Mrgreenjeans
Guest
Mrgreenjeans

“I own both a house and a car” hypocrisy at it’s finest.

How can the apartment savings be greater if 100% of the houses electrical needs are met by solar power? There are no additional savings even if the apartment uses less electricity per person. What are you saving? a few of the suns rays?

How does this single family home destroy a vast swath of land in a densely populated urban area? I don’t think ELF will be burning down this one.

guest
Guest
guest

i’m not sure this should be discounted so readily. while the “green” house might be better than the “brown” house, calling it zero energy is a misnomer. once built it might not use energy, but there is definitely energy needed to excavate the lot, run the bulldozers, cut down the wood for the house, etc.

plus, the discussion seems to be that their only two options were to build a green house or build a brown house. how about buy an existing house? what’s the carbon calculations on that (which they could upgrade) vs. buying a new “green” house.

Eric Thomas
Guest

That’s a good point, and one we’re really concerned about. (My wife has severe asthma.) The house will have a exhaust fan system, which sucks air out of the dampest parts of the house–the two bathrooms and above the stove–and brings in fresh air through a HEPA filter. We also chose not to have a basement, which can be hard to keep dry in this climate.

Eric Thomas
Guest
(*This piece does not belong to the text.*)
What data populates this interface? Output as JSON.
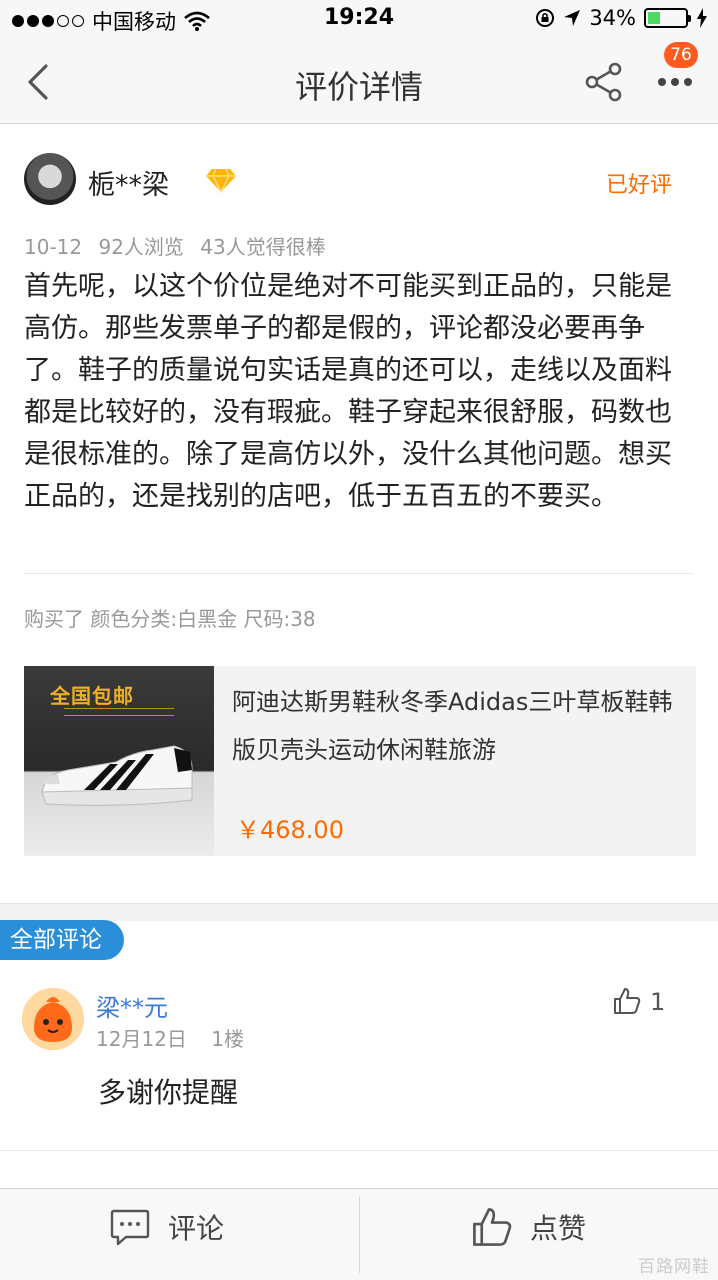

That’s an excellent question. The house will have what’s called a “grid-tie” system, meaning the house sends power to the city’s electrical
grid when the sun is out and draws it during the night or on cloudy days. (Contrary
to popular belief, the Pacific Northwest is an excellent place for solar.)
Averaged over the entire year, the panels produce more power than the house
uses. (No rats on wheels required, though that would be cool.)

MayNovember
Guest
MayNovember

yeah… except for the energy used to run that earth mover

….manufacture and transport of the new building materials, etc, etc, etc